LOUISVILLE, Ky. (WHAS11) – Kentucky’s expungement law turned a year-old Saturday, giving non-violent convicted criminals the opportunity to right their wrong.
“Instead of being able to serve their sentence and move on, they discover in today’s society having a criminal conviction - a minor felony, a non-violent felony - is a life sentence," former judge and prosecutor Benham Sims said.
He says Kentucky’s law gives those who made mistakes a second chance. Misdemeanors and some Class D felonies can be erased from your record if: You have no current charges pending, no misdemeanor or felony convictions within the past five years and your conviction and/or parole has been completed for at least five years.
Sims estimates 100,000 Kentuckians are eligible for felony expungement with about 300,000 eligible for misdemeanor expungement. Sims has heard the personal stories. “They’ve broken down in my office in tears because they are not the 18-year-old stupid kid. They see the damage that they’ve done to themselves, that they’ve done to their families," he told WHAS11.
Sims got support from lawmakers last year, including State Representative Darryl Owens. “It’s been a long slog,” Rep. Owens said of the push for the new law.
He’s spent the last decade trying to get legislation passed. With the help of supporters like Governor Matt Bevin, Owens' victory came in 2016. “This gives people a second chance. They can move on. They can move up," he commented.

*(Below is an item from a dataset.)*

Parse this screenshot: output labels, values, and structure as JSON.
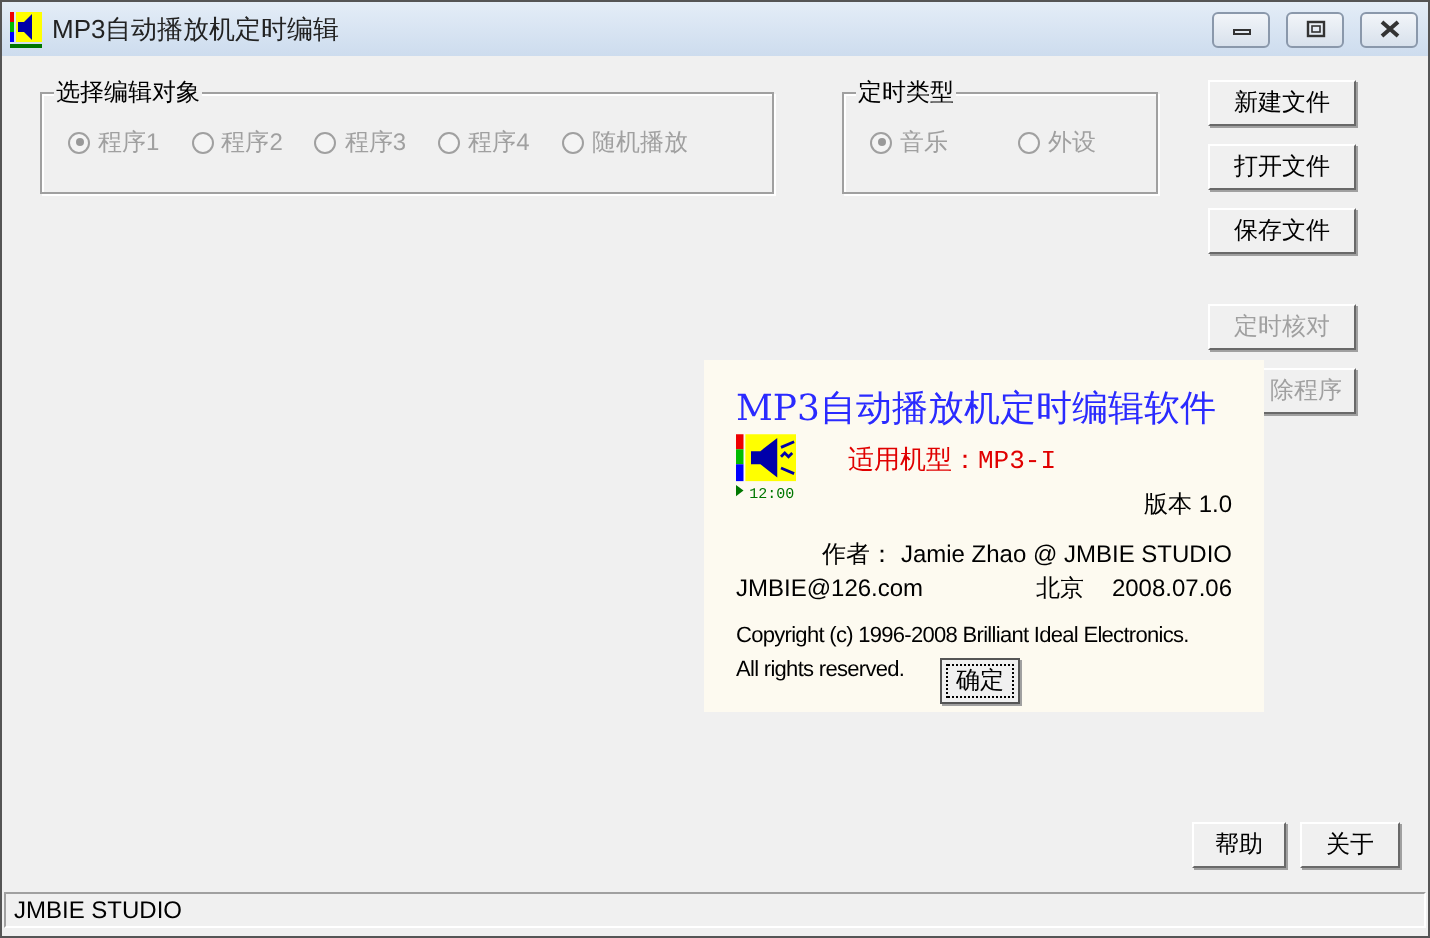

Sixty-one of 300 Class D felonies are eligible. While that may seem small, Sims says those 61 offenses make up 70 percent of all Class D felonies committed. Those that are eligible include: possession of a controlled substance, criminal mischief, receiving stolen property and tampering with physical evidence. All misdemeanor offenses are eligible for expungement except in cases involving children.
Sims believes the state is moving in the right direction by removing the stigma that all law breakers are bad people. “Every study shows that having a job makes a difference whether a person reoffends or now. We want every citizen in Kentucky to work,” he said.
For more information about the state's expungement laws and requirements, click here.